EXERCISE INSTRUCTIONS:
The reply should hold every entry exactly as written and none of the pictures.

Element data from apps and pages
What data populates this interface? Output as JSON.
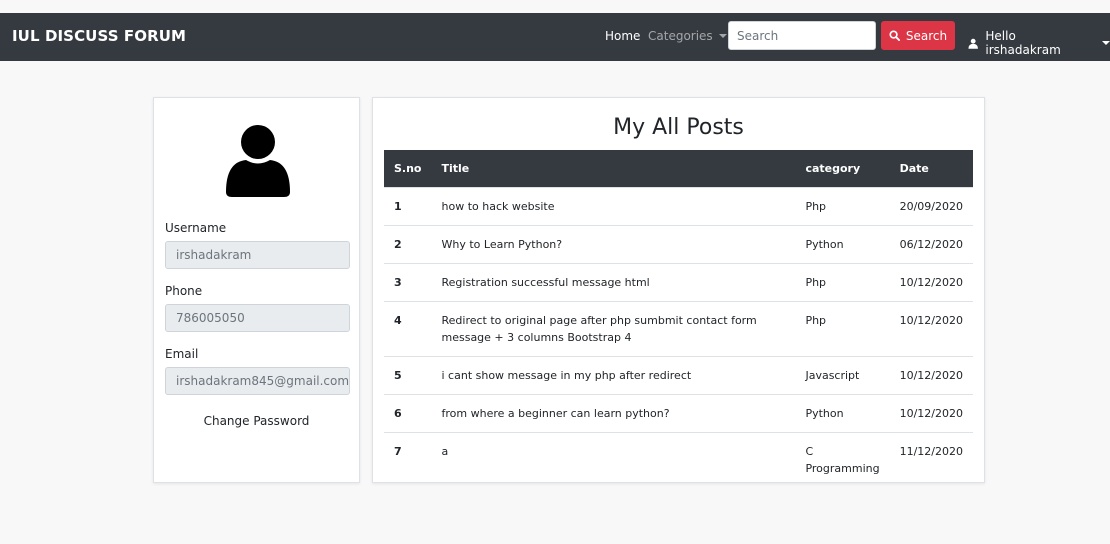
{
  "navbar": {
    "brand": "IUL DISCUSS FORUM",
    "home": "Home",
    "categories": "Categories",
    "search_placeholder": "Search",
    "search_button": "Search",
    "user_greeting": "Hello irshadakram",
    "accent_color": "#dc3545",
    "bar_color": "#343a40"
  },
  "profile": {
    "username_label": "Username",
    "username_value": "irshadakram",
    "phone_label": "Phone",
    "phone_value": "786005050",
    "email_label": "Email",
    "email_value": "irshadakram845@gmail.com",
    "change_password": "Change Password"
  },
  "posts": {
    "title": "My All Posts",
    "columns": [
      "S.no",
      "Title",
      "category",
      "Date"
    ],
    "rows": [
      {
        "sno": "1",
        "title": "how to hack website",
        "category": "Php",
        "date": "20/09/2020"
      },
      {
        "sno": "2",
        "title": "Why to Learn Python?",
        "category": "Python",
        "date": "06/12/2020"
      },
      {
        "sno": "3",
        "title": "Registration successful message html",
        "category": "Php",
        "date": "10/12/2020"
      },
      {
        "sno": "4",
        "title": "Redirect to original page after php sumbmit contact form message + 3 columns Bootstrap 4",
        "category": "Php",
        "date": "10/12/2020"
      },
      {
        "sno": "5",
        "title": "i cant show message in my php after redirect",
        "category": "Javascript",
        "date": "10/12/2020"
      },
      {
        "sno": "6",
        "title": "from where a beginner can learn python?",
        "category": "Python",
        "date": "10/12/2020"
      },
      {
        "sno": "7",
        "title": "a",
        "category": "C Programming",
        "date": "11/12/2020"
      }
    ]
  }
}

EXERCISE RESULT:
What data populates this interface? Output as JSON.
{
  "navbar": {
    "brand": "IUL DISCUSS FORUM",
    "home": "Home",
    "categories": "Categories",
    "search_placeholder": "Search",
    "search_button": "Search",
    "user_greeting": "Hello irshadakram",
    "accent_color": "#dc3545",
    "bar_color": "#343a40"
  },
  "profile": {
    "username_label": "Username",
    "username_value": "irshadakram",
    "phone_label": "Phone",
    "phone_value": "786005050",
    "email_label": "Email",
    "email_value": "irshadakram845@gmail.com",
    "change_password": "Change Password"
  },
  "posts": {
    "title": "My All Posts",
    "columns": [
      "S.no",
      "Title",
      "category",
      "Date"
    ],
    "rows": [
      {
        "sno": "1",
        "title": "how to hack website",
        "category": "Php",
        "date": "20/09/2020"
      },
      {
        "sno": "2",
        "title": "Why to Learn Python?",
        "category": "Python",
        "date": "06/12/2020"
      },
      {
        "sno": "3",
        "title": "Registration successful message html",
        "category": "Php",
        "date": "10/12/2020"
      },
      {
        "sno": "4",
        "title": "Redirect to original page after php sumbmit contact form message + 3 columns Bootstrap 4",
        "category": "Php",
        "date": "10/12/2020"
      },
      {
        "sno": "5",
        "title": "i cant show message in my php after redirect",
        "category": "Javascript",
        "date": "10/12/2020"
      },
      {
        "sno": "6",
        "title": "from where a beginner can learn python?",
        "category": "Python",
        "date": "10/12/2020"
      },
      {
        "sno": "7",
        "title": "a",
        "category": "C Programming",
        "date": "11/12/2020"
      }
    ]
  }
}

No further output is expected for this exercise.